Showers were limited to 3 minutes per person a day as the water supply was obtained by desalinating sea water. The girls had 3 showers between them, no doors, just a shower curtain and a bath mat. This brought on the challenge of dressing quickly and maintaining modesty without getting clothing soggy wet. The toilets would regularly get a blockage due to the curious bends in the old pipes. It was the lucky job of the earliest risen member of the ship’s crew to grab a plunger and remove the offending blockage and smell on the mornings this happened. These little things are bound to happen anywhere a large group of people use a small range of facilities. The crew were very handy and always quick to fix any problems. A blockage did occur at the start of one of our sails. Going up onto the deck for fresh air, the wondrous aroma of fresh sewage would waft towards our nostrils as we lay prostrate, fighting off the waves of sea sickness. God bless the man who fixed this problem early in the voyage!
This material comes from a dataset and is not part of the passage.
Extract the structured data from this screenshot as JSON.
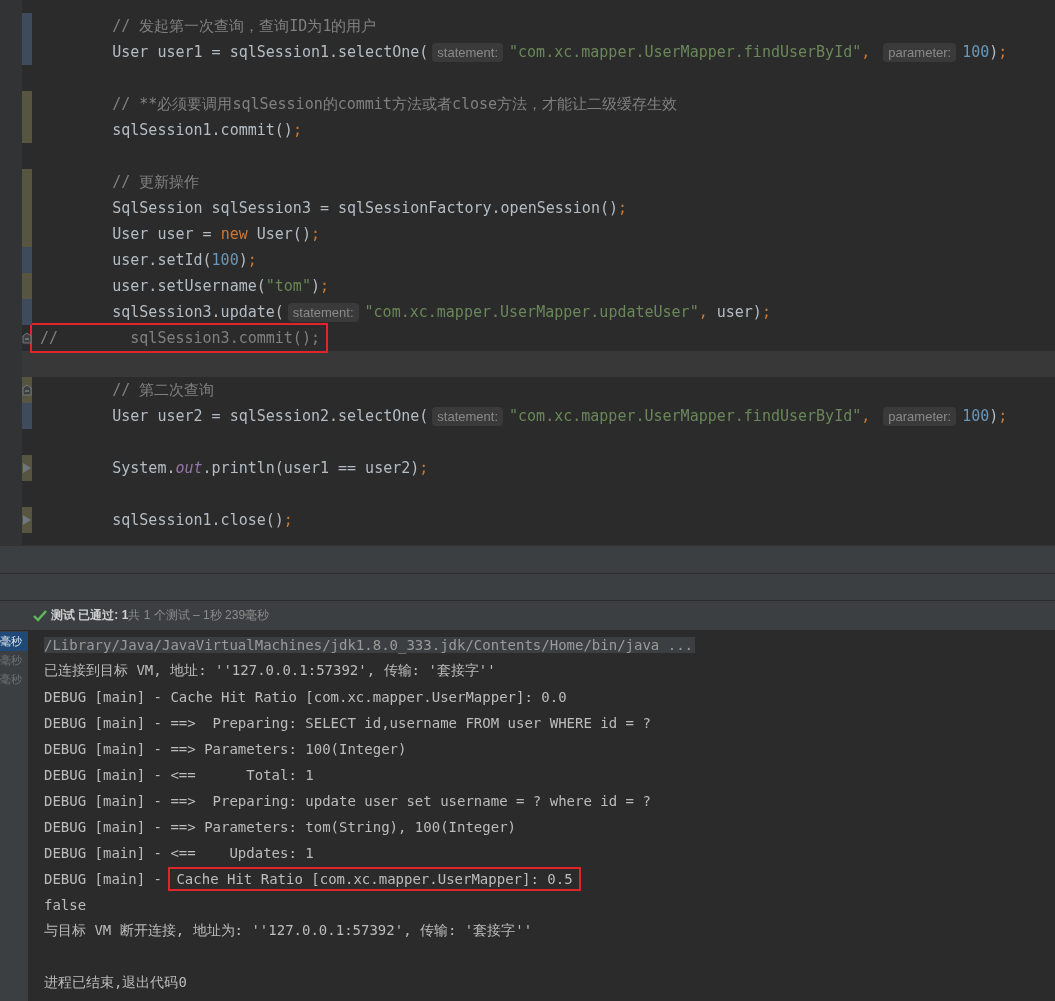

Sea sickness is funny in retrospect. At the time, it felt like an ordeal that would never end. It did not take me long to turn green. Ironically, I threw up just after taking my second sea sickness tablet. I think it was the claustrophobia of navigating narrow ladders down to the bunks while the ship rocked beneath me. I grabbed a bucket from the laundry, kept there for the express purpose of gathering the stomach contents of the truly sea sick. That bucket became my comfort item for the rest of the voyage and I held onto it for almost 24 hours. I didn’t need to use it, but felt safer with it nearby! I lay on the aft deck with a group of other similarly affected people. We lay on woven mats, side by side, as the ship moved relentlessly up and down, sea air blowing across our faces. Every now and again, a large wave would cause the ship to tilt to the port or starboard side and we would slide in unison across the deck, just like a can of sardines. I counted hours until our projected arrival.
Towards the end of the voyage, the waves levelled out. We were approaching land. I grinned with relief. We were almost there. I would soon feel my equilibrium return to normal and be able to face the thought of food without flinching. It would be a week until our return voyage.
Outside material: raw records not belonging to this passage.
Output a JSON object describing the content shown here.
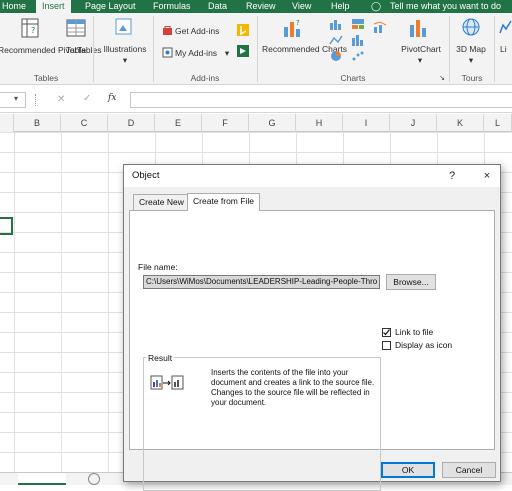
{
  "tabs": [
    "Home",
    "Insert",
    "Page Layout",
    "Formulas",
    "Data",
    "Review",
    "View",
    "Help",
    "Tell me what you want to do"
  ],
  "ribbon": {
    "recommended_pivot_tables": "Recommended PivotTables",
    "table": "Table",
    "tables_group": "Tables",
    "illustrations": "Illustrations",
    "get_addins": "Get Add-ins",
    "my_addins": "My Add-ins",
    "addins_group": "Add-ins",
    "recommended_charts": "Recommended Charts",
    "pivot_chart": "PivotChart",
    "charts_group": "Charts",
    "map_3d": "3D Map",
    "tours_group": "Tours",
    "li": "Li"
  },
  "formula_bar": {
    "fx": "fx"
  },
  "columns": [
    "B",
    "C",
    "D",
    "E",
    "F",
    "G",
    "H",
    "I",
    "J",
    "K",
    "L"
  ],
  "dialog": {
    "title": "Object",
    "help": "?",
    "close": "×",
    "tabs": [
      "Create New",
      "Create from File"
    ],
    "active_tab": "Create from File",
    "file_name_label": "File name:",
    "file_name_value": "C:\\Users\\WiMos\\Documents\\LEADERSHIP-Leading-People-Thro",
    "browse_button": "Browse...",
    "link_to_file": "Link to file",
    "link_to_file_checked": true,
    "display_as_icon": "Display as icon",
    "display_as_icon_checked": false,
    "result_label": "Result",
    "result_text": "Inserts the contents of the file into your document and creates a link to the source file. Changes to the source file will be reflected in your document.",
    "ok_button": "OK",
    "cancel_button": "Cancel"
  },
  "colors": {
    "excel_green": "#217346",
    "ribbon_bg": "#f3f3f3",
    "dialog_bg": "#f0f0f0"
  }
}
I had an incredible time, serving with a health care team in the Western Province. I loved meeting the people of Papua New Guinea and have returned since. Next week I venture to Port Moresby again – this time with my husband. I am happy to say, I don’t have to sail this year as we will be based in Port Moresby. Soon YWAM will add a new ship to the mission, one that is larger and more stable in the water. I am banking on this one being less likely to induce sea sickness and look forward to visiting it soon…and sailing without a green-tinged complexion!